But I wish to go deeper with this one. I believe that emotions are far more within our control than we believe. Take this simple analysis of emotions in relationships. One person's emotions are determined in very large part by the way the other person is behaving. And anyone can, in a way, shroud or let out her emotions. She can talk about them outright. She can express them through physical and facial movement. She can change the volume and timbre of her voice. So I think we can all agree that we have power over how we express our emotions, ... in most cases. I think we can also agree that emotions can spread from one person to the other in a close relationship.
And yet I don't think most people would agree with me yet that they have essentially full power over their emotions, once they move beyond the chemical nature of emotions. And should it need explicit mention, I do not believe that chemicals play as high a role in emotions as most people do. Let me be clear, I don't think anyone possesses a superpower. I just think that the means within our grasp of making ourselves feel a certain way go under-appreciated. And when it comes to the more complex manifestations of emotion, like love, depression, mania, humor, etc. the implications of this theory are pretty profound. You yourself have suggested that depression is not an illness, so I wonder if this theory of mine speaks to you, at least with regard to that.

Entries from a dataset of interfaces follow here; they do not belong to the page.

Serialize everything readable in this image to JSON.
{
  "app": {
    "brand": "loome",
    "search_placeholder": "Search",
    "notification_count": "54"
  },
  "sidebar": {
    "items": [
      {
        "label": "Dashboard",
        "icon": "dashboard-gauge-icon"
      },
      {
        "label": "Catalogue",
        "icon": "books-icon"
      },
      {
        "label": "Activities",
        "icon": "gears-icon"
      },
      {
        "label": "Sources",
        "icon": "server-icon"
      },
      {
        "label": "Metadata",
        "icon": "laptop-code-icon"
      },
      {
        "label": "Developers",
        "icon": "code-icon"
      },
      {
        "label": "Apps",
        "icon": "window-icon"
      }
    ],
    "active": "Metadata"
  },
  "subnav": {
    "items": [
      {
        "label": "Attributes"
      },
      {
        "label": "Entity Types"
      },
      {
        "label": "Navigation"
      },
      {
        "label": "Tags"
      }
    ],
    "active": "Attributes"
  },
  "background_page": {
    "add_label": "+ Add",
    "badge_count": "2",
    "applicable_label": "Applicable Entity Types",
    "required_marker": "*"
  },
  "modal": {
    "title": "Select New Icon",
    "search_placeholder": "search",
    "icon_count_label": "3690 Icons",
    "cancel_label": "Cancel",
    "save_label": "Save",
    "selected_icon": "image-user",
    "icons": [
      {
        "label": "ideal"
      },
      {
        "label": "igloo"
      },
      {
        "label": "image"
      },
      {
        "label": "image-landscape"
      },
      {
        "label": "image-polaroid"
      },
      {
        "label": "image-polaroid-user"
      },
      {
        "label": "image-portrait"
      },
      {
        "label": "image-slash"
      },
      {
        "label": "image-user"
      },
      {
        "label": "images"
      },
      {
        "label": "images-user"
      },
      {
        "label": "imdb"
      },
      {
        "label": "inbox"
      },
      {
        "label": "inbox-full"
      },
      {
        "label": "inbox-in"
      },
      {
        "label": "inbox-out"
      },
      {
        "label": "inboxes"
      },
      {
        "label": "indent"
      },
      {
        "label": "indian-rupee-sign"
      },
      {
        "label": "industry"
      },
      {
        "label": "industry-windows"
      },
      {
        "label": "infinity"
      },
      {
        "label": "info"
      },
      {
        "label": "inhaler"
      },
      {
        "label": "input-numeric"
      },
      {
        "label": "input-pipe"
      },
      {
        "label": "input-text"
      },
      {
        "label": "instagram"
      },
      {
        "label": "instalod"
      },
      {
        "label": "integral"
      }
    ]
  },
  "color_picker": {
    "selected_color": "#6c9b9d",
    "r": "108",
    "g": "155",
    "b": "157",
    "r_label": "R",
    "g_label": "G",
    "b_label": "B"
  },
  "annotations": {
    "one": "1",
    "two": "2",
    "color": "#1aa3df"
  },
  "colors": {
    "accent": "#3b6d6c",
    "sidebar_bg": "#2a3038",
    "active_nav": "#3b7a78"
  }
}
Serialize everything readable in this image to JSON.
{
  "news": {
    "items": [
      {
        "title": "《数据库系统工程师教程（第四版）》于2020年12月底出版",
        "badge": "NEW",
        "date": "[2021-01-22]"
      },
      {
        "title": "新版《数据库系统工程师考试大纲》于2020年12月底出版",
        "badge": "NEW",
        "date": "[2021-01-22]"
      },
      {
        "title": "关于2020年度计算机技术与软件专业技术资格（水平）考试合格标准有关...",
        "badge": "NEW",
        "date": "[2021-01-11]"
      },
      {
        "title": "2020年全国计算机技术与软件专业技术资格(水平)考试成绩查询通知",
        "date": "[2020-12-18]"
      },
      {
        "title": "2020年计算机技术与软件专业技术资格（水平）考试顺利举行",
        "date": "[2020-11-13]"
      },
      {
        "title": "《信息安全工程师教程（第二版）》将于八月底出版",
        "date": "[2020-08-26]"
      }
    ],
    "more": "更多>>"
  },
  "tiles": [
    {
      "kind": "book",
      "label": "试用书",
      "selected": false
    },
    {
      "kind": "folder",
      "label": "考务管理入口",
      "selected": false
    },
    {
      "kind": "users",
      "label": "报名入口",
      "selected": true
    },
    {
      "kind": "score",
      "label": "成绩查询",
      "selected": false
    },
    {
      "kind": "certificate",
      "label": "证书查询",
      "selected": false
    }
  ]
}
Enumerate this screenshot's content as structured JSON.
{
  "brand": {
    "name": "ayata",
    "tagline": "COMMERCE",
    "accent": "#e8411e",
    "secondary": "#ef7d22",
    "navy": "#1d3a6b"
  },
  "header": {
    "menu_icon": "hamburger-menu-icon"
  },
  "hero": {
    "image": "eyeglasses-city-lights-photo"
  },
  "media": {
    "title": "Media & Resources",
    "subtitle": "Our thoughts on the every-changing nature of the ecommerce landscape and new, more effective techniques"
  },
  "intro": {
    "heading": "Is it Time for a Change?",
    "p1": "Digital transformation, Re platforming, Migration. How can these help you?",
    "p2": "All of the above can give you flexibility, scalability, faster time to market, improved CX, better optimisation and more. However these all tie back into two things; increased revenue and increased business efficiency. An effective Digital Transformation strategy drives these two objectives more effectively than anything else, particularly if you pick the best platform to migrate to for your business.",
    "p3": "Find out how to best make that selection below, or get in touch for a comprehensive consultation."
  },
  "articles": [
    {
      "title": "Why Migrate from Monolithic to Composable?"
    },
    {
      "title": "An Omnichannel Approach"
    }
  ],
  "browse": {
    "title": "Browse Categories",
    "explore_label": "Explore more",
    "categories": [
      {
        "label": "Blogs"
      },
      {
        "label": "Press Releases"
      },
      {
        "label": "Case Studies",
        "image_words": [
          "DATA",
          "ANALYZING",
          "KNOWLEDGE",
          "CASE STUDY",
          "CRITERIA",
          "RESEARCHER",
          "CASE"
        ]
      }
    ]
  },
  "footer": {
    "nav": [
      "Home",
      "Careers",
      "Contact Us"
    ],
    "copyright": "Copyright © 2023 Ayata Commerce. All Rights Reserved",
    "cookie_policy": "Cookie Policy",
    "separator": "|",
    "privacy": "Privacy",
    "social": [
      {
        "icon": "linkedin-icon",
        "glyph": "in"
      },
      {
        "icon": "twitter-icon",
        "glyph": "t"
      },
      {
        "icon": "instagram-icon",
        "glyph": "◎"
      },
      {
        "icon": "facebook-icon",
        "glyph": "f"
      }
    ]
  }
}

But it is with love that I am caught up today. And I mean a love beyond friendship. Love, with a capital "L." That thing that everyone is talking about. The thing that involves spending every possible moment together, of laughing and playing and eating and f***ing together in a way that you do with no one else, of doing everything in your power to make her happy in the moment, while helping her to grow in to the future. Many people would disagree that this sort of love can be turned on or off. And indeed, maybe my own choice of words is screwing me here. It's not like a light switch. But I guarantee you that, over time, two people who are not in love, but choose to try, will fall in love and be happy. And, most importantly, experience Love that is just as sacred and precious as those that we fall into. If they so choose.